Unveiling his party’s 2010 general election manifesto, David Cameron, the leader of the British Conservative Party last week put forward his idea of the ‘big society’. What Cameron branded as the modern Conservative approach deliberately distances itself from the Thatcherite mantra of individualism and emphasises the capacity of local communities to be empowered to manage key services such as schools, hospitals and police forces with only minimal state interference. The manifesto defines the ‘big society’ as ‘a society where the leading force for progress is social responsibility, not state control’. At the same time the state is supposed not to retreat into a completely passive role but instead acts as a catalyst for the encouragement of individual responsibility for communal affairs. Cameron’s Conservatives want to achieve this by providing state support for voluntary groups and charities. The idea is that this would enable the latter to take over an increasing number of services that are currently run by the state.
This supposedly new ideology borrows heavily from the ‘compassionate Conservatism’ that was promoted by George W. Bush in the United States during his narrowly successful presidential campaign in 2000. During the campaign Bush tried to appeal to the widespread resentment amongst the American public against federal government bureaucracy in Washington. He portrayed himself as an advocate of self-governance and a defender of individual freedom against government interference. Similar to the current political agenda of Cameron’s Conservatives, Bush connected this with a promise to cut taxes and to reduce what he branded as government waste and bureaucracy. The role of the state was supposed to be reduced to the role of an activator of individual responsibility to enable people to help themselves and to end what was supposed to be dependence on the state. An essential part of this ideology is that essential public services like healthcare and education are best placed in the hands of private and voluntary organisations.
Centre-right parties across Europe have started to adopt this approach and are trying to sell it as something distinctively different from the laisser-faire individualism of the 1980s. From Silvio Berlusconi in Italy, Nicholas Sarkozy in France to Angela Merkel and her new unashamedly neoliberal foreign minister Westerwelle, centre-right governments are adopting an agenda which is deeply sceptical of an active role for the state in contemporary society. Rather than to call for radical reform of state structures they are now arguing for a new individualism which essentially results in the transfer of responsibility from the state to the individual. Some in the UK have called this the ‘DIY revolution’ (The Guardian, 15 April).
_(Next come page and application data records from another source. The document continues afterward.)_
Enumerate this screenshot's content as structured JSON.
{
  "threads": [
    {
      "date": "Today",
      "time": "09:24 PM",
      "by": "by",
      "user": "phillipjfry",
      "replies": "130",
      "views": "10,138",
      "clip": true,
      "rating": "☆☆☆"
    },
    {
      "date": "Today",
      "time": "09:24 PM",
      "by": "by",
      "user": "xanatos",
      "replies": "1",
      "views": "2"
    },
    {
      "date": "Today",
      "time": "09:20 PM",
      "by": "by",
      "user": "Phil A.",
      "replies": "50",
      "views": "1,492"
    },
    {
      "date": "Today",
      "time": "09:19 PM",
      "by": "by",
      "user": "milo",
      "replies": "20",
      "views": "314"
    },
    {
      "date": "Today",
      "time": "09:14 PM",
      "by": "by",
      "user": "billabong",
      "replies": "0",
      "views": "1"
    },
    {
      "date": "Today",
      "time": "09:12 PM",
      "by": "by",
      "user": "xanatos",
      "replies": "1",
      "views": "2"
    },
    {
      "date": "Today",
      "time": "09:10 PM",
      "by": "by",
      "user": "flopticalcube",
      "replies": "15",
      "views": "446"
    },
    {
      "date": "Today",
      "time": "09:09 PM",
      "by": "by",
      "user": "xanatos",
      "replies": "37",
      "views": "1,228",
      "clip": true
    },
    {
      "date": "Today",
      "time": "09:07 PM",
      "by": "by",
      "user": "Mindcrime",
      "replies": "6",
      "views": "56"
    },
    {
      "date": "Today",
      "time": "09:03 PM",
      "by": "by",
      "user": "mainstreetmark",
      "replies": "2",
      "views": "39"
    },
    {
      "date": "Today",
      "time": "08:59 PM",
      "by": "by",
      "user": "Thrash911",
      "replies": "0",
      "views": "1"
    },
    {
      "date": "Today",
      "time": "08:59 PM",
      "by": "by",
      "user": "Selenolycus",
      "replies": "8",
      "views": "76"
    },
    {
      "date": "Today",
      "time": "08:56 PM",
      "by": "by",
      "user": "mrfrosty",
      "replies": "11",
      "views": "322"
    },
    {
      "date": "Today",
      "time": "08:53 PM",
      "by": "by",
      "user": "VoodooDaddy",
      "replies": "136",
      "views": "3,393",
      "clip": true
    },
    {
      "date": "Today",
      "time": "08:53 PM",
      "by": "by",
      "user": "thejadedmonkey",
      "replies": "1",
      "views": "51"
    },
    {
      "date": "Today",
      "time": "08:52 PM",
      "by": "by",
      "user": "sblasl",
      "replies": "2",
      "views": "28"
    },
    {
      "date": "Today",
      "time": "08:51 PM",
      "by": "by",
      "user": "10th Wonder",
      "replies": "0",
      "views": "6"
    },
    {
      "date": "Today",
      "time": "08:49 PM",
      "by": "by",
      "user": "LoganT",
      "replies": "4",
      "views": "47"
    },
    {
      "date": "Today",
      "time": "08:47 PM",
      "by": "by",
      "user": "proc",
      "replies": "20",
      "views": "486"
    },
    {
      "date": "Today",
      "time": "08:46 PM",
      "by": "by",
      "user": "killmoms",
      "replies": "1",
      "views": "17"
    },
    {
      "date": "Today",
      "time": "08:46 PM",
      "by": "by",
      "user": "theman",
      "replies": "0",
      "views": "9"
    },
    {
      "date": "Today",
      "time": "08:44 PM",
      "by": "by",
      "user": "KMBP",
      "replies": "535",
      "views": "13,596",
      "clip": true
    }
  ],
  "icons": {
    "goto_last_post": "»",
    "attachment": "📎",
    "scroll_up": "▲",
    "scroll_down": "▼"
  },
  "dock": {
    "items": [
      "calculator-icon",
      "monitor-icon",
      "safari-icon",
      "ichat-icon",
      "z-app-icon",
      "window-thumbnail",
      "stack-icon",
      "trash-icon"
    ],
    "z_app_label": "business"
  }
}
This new brand of centre-right policies poses a fundamental challenge to progressives. Since the late 1990s many centre-left governments have followed the middle-of-the-road policy of the ‘Third Way’. It maintained high levels of public spending and active state involvement in the economy and society but at the same time displayed an underlying scepticism of the efficiency of the public sector. The result was the adoption of new public management strategies in the public sector, with steadily increasing levels of means-testing, performance monitoring and a focus on target-driven results. This has helped centre-right parties in gaining electoral support for a new individualistic agenda, which is fundamentally orientated towards returning to the Thatcherite mantra of ‘rolling back the state’.
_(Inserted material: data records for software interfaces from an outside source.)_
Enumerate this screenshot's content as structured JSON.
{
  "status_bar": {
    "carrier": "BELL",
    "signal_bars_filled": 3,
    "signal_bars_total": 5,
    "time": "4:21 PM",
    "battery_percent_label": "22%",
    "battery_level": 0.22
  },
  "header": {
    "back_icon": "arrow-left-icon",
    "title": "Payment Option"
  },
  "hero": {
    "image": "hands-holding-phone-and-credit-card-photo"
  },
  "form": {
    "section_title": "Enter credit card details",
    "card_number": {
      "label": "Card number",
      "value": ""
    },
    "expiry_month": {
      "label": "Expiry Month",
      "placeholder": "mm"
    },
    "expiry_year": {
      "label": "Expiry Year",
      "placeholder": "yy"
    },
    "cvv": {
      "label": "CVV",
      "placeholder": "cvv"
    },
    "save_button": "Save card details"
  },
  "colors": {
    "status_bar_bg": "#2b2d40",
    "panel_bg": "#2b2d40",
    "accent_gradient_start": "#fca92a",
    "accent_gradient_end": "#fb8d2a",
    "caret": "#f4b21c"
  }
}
It also explains why voters across Europe are rejecting the call for greater state-driven regulation in the wake of the global economic crisis and are instead increasingly turning towards centre-right parties who promise to combine individual freedom with social inclusion by promoting greater self-responsibility. Progressives should respond to this challenge by re-emphasising the role of the state as the safeguard against irresponsible and profit-orientated market forces (like in the case of the financial industries). The progressive cause should also highlight that the state creates social cohesion on the basis of fair rules for the economic and social interaction of its citizens and support for the weaker sections of society. This demands that public services are well-funded, orientated towards the individual, flexible rather than monolithic, bureaucratic and target-driven. An electorally attractive progressive agenda for the 21st century has to rebuild trust in the state as the sum of all parts of a society and to expose the ‘compassionate Conservatism’ for what it really is: the abandonment of the principle of solidarity and the retreat into the private sphere. The ‘Big Society’ will inevitably lead to greater individualism and to the withdrawal of state support in crucial areas such as education and training, law and order and healthcare.